Samsung Will Let You Back Up Your Galaxy Phone Free for a Month

Samsung's Temporary Cloud Backup service lets you store files in the cloud, making it easier to switch to a new phone.

Lisa Eadicicco Senior Editor
Lisa Eadicicco is a senior editor for CNET covering mobile devices. She has been writing about technology for almost a decade. Prior to joining CNET, Lisa served as a senior tech correspondent at Insider covering Apple and the broader consumer tech industry. She was also previously a tech columnist for Time Magazine and got her start as a staff writer for Laptop Mag and Tom's Guide.
Expertise Apple | Samsung | Google | Smartphones | Smartwatches | Wearables | Fitness trackers
Lisa Eadicicco
2 min read
The Galaxy S23 (left) and S23 Plus (right) against a brick wall

The Galaxy S23 (left) and S23 Plus (right)

Lisa Eadicicco/CNET
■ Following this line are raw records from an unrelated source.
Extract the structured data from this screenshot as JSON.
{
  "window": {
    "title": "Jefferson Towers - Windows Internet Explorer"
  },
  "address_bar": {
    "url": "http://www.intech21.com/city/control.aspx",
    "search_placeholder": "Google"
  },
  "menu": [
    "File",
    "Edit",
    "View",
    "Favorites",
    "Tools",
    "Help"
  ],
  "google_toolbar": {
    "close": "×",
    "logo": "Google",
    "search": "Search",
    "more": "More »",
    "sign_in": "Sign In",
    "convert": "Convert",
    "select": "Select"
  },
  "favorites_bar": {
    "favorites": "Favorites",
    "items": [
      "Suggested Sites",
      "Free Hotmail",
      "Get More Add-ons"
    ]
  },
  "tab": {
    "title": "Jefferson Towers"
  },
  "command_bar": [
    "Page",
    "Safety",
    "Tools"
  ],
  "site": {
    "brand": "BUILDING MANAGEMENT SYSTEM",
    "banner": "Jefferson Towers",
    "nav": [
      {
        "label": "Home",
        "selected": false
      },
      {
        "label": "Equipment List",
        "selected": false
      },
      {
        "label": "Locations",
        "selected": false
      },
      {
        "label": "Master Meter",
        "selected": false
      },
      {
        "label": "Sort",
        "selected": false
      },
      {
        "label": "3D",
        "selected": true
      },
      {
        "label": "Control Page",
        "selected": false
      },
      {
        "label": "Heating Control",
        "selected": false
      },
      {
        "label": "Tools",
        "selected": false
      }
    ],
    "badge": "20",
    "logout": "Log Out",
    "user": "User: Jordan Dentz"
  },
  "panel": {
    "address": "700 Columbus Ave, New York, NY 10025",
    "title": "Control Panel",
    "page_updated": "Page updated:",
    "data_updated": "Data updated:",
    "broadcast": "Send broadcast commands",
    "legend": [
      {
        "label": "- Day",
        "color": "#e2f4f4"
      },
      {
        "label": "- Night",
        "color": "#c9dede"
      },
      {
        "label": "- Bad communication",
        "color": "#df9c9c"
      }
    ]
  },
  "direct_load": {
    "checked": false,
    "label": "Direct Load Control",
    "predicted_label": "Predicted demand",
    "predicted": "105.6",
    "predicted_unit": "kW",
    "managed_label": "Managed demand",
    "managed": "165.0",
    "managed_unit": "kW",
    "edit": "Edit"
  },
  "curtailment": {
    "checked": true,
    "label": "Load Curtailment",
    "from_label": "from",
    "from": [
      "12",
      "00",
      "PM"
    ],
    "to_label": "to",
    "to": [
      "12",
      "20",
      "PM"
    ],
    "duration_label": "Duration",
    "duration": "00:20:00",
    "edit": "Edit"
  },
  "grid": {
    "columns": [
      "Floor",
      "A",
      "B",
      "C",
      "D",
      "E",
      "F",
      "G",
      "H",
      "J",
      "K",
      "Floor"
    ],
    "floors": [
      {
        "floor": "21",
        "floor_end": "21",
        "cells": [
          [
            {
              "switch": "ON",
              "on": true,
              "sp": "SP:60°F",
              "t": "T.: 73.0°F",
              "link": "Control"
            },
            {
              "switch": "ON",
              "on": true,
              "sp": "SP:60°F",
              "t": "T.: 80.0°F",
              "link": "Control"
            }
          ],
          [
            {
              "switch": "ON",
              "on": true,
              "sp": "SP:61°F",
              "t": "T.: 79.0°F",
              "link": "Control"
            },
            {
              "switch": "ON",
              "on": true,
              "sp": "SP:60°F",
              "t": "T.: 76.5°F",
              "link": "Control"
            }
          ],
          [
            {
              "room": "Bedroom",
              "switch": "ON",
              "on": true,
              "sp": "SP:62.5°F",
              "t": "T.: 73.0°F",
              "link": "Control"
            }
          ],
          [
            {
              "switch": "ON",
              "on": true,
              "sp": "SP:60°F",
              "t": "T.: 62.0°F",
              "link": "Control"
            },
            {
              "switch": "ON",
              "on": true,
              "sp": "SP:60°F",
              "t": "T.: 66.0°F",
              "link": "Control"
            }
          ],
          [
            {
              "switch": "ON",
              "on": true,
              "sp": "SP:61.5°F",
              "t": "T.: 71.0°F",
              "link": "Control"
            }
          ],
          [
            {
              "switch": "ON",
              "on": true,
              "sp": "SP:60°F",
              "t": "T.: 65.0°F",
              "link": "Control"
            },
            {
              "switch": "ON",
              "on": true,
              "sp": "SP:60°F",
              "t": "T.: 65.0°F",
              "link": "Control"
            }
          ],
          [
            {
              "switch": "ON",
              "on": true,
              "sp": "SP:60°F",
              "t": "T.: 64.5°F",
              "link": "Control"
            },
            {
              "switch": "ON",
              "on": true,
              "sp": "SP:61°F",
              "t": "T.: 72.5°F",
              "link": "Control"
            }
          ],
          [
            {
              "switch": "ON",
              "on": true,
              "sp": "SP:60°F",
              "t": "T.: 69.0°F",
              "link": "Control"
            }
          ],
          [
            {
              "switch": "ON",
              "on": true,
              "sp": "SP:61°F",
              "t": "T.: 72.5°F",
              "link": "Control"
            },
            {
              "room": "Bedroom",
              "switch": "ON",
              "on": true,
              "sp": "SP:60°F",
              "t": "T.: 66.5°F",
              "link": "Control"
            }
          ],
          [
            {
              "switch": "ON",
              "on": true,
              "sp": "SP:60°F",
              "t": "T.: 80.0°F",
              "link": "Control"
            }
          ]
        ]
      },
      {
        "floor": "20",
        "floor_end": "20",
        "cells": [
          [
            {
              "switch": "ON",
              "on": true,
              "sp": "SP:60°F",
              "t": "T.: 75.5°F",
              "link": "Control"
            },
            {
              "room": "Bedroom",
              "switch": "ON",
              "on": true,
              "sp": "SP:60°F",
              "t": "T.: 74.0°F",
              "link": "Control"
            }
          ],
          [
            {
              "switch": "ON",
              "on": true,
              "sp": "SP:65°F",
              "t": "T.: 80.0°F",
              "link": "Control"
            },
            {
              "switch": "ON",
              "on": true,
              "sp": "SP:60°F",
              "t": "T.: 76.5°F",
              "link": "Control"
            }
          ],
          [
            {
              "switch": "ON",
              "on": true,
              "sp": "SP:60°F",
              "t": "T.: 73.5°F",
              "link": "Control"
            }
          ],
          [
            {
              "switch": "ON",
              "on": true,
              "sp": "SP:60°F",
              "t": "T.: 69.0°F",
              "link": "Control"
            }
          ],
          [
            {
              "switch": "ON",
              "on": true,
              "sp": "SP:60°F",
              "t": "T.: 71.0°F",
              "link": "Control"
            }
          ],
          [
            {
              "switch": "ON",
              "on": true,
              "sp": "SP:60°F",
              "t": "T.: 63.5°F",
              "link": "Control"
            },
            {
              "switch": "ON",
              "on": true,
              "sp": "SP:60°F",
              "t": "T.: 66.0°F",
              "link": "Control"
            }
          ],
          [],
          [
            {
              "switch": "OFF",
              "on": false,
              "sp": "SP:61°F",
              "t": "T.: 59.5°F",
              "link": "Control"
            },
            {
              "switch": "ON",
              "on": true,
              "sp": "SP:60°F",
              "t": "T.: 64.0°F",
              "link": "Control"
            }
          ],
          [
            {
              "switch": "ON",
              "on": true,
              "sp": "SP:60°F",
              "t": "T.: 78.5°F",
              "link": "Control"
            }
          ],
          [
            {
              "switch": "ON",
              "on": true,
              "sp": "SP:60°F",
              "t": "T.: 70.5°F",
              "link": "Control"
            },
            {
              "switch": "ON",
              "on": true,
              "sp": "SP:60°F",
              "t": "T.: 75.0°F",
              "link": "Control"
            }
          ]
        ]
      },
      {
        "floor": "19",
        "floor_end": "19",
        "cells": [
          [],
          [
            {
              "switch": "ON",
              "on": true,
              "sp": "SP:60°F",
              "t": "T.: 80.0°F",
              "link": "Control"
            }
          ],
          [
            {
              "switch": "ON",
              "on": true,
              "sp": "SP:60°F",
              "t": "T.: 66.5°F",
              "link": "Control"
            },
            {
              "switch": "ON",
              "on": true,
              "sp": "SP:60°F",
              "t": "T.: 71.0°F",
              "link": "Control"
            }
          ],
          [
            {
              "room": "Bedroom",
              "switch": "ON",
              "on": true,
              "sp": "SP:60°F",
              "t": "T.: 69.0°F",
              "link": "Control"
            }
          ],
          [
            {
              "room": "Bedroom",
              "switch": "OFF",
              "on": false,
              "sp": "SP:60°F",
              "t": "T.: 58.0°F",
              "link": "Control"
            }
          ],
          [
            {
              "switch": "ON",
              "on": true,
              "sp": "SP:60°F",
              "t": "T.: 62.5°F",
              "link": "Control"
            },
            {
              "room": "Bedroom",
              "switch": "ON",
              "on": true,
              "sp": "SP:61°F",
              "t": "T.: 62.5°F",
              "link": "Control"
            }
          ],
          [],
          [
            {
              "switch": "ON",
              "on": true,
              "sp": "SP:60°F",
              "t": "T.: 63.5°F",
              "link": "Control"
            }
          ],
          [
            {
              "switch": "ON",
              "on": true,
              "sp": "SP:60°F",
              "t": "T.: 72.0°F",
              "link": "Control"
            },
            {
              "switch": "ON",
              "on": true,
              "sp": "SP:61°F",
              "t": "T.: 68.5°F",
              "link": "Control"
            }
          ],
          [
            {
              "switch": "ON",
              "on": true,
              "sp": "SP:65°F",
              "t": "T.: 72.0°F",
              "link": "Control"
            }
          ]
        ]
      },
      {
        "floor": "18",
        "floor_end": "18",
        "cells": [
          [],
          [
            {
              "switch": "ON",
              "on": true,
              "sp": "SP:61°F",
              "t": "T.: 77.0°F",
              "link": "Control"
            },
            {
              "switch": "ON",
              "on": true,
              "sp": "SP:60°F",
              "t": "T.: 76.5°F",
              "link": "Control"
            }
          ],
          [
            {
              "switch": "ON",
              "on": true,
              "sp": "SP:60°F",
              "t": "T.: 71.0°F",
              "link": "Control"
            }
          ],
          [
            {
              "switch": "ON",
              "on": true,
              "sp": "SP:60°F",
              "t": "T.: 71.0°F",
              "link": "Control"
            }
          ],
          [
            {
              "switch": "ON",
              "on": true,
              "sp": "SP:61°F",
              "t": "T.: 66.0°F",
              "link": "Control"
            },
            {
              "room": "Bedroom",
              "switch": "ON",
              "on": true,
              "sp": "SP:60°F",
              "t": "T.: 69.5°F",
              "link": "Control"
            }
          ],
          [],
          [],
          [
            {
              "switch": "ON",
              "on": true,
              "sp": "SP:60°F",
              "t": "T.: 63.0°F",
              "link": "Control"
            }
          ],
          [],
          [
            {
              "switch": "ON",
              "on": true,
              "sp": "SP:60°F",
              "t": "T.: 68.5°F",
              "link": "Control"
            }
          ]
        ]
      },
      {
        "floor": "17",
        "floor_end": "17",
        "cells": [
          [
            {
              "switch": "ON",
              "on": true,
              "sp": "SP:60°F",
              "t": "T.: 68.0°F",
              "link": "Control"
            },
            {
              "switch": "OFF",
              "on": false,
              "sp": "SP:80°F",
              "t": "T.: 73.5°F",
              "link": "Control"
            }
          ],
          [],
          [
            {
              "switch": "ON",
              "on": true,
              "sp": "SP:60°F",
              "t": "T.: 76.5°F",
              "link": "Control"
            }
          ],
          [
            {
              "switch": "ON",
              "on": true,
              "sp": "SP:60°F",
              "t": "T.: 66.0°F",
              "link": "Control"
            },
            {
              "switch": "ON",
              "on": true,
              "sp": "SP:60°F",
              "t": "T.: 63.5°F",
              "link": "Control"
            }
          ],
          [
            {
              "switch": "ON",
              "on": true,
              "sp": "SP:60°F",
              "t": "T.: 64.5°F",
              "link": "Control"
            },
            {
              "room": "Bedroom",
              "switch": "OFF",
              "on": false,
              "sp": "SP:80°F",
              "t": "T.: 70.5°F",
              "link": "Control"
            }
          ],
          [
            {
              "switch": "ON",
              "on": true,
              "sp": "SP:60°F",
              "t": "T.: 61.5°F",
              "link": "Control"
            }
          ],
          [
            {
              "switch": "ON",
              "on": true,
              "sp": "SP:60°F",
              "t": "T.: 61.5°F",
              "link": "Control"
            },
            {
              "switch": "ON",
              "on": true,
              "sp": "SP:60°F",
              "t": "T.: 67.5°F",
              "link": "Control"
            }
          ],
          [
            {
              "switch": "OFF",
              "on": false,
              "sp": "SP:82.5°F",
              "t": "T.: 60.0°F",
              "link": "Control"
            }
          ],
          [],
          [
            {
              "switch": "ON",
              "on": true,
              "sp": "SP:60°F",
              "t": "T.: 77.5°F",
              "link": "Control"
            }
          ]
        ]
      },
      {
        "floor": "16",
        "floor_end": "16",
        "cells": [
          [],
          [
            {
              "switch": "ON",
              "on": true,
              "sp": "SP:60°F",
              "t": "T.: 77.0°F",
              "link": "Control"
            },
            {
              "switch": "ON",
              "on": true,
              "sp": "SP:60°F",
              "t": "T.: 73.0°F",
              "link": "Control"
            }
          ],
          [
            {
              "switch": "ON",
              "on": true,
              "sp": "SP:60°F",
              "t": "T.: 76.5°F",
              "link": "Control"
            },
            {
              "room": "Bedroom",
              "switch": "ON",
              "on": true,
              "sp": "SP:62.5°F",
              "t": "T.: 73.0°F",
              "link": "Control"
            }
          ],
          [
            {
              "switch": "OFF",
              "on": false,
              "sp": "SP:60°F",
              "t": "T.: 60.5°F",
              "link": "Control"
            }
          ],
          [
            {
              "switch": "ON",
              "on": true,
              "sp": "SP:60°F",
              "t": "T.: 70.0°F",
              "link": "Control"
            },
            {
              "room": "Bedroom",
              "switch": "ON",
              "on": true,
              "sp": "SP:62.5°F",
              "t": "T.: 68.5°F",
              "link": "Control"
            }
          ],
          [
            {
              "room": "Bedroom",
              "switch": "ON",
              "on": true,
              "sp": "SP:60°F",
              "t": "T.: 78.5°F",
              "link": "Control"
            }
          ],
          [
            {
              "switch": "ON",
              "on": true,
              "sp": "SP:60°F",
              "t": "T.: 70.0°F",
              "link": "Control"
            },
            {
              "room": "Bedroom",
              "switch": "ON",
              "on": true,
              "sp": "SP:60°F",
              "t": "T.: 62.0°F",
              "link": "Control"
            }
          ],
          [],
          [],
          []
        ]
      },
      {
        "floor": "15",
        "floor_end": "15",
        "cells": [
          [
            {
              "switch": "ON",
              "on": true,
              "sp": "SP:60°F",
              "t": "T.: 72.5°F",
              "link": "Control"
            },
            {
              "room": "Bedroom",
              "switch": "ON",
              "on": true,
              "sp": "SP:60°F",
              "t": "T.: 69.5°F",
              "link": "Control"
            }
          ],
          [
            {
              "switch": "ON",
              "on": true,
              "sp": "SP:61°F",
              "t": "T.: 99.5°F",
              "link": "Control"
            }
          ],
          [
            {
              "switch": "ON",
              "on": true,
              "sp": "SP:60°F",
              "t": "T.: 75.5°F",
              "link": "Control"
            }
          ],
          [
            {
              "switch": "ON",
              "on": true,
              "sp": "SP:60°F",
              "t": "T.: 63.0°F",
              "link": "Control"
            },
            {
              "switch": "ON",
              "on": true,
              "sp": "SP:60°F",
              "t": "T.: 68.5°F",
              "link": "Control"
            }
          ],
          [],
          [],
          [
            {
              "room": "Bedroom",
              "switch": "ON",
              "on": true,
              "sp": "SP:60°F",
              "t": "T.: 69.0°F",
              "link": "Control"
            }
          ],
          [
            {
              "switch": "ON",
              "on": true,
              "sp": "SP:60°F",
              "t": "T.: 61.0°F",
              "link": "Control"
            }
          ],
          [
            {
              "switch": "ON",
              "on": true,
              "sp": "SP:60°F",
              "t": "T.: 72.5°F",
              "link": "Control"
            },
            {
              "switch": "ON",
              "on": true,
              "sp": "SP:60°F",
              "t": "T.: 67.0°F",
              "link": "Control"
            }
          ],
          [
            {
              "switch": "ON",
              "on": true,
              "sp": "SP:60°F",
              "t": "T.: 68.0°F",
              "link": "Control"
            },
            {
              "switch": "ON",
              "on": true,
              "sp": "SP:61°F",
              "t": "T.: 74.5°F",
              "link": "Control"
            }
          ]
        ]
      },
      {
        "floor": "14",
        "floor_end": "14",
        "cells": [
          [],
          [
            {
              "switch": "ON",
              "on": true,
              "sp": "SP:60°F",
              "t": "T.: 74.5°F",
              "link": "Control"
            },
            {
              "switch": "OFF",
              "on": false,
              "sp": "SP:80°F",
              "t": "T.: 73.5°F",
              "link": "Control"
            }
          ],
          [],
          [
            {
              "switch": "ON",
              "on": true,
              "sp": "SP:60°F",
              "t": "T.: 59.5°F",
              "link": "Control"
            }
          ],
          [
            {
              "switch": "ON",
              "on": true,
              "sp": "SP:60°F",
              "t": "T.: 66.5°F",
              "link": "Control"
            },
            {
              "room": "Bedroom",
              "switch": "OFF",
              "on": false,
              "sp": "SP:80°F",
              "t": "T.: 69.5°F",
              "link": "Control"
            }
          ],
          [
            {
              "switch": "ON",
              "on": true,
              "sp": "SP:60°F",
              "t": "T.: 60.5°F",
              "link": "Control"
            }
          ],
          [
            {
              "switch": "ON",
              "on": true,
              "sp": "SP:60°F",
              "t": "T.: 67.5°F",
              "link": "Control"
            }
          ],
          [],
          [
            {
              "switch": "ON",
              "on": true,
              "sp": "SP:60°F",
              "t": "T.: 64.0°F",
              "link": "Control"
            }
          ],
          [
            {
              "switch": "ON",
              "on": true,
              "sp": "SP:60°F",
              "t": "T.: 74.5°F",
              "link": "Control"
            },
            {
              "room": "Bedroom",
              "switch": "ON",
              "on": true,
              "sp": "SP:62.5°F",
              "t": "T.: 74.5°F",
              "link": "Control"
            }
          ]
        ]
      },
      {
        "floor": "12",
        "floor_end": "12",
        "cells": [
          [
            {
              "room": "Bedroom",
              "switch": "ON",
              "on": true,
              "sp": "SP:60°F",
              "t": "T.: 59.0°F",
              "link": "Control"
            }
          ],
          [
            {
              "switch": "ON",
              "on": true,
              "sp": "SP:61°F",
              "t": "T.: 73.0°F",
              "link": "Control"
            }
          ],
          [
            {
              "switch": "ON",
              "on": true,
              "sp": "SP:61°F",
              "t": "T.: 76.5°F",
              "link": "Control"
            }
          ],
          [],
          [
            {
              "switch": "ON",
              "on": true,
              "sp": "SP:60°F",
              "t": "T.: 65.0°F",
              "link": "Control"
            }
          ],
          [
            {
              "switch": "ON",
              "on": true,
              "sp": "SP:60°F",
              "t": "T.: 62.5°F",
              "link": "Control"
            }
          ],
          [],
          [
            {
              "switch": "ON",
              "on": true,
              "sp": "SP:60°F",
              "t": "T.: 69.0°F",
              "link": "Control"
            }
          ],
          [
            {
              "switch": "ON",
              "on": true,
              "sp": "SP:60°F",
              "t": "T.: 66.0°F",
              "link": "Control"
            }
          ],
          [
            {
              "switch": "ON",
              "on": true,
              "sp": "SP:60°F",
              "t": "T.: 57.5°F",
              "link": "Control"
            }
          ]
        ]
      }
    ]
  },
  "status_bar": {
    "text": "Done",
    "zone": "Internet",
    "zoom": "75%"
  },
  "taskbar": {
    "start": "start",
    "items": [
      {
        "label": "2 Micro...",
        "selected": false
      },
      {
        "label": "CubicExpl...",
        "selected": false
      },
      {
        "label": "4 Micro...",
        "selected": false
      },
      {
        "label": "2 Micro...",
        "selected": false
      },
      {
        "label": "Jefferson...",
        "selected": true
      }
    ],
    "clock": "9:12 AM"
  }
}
Samsung wants to make it even easier to transfer data to a new phone. As long as you're switching to a new Galaxy phone, that is. 

The company's Temporary Cloud Backup service, which Samsung announced on Thursday will be launching globally, lets Galaxy users back up files, apps, photos and other data in Samsung Cloud temporarily for free. The service should facilitate switching to a new Galaxy phone when upgrading your device, likely an effort by Samsung to keep existing Galaxy users from moving to the iPhone or another Android device. The full global rollout will begin this fall starting with Galaxy S and Z series phones in Korea.

Samsung says there's no data storage limit, but file sizes will be capped at 100GB. Data is stored for 30 days, and Samsung says users will be notified when that time limit approaches. A Samsung account is required. 

The feature could make it easier to backup your data when buying a new phone. Wireless carriers and companies like Samsung heavily incentivize trade-ins by offering steep discounts on new phones in exchange for your current device. That means you must back up your device before switching to your new one to avoid losing your photos, videos, apps and other files.

Apple has a similar offering. It allows new iPhone and iPad buyers to temporarily back up their devices for 21 days. You can request additional time if a new device doesn't arrive within that time frame.

Samsung's feature will also be available in Maintenance Mode, a special mode that blocks access to personal information during repairs. As such, Galaxy device owners will be able to temporarily back up their device when turning it in for repair as a precautionary measure.

The launch comes as the holiday season approaches, which is usually a busy time for the electronics industry. It also makes sense for Samsung to launch a feature like this ahead of its next flagship Galaxy S launch, which typically occurs in the first quarter of the year.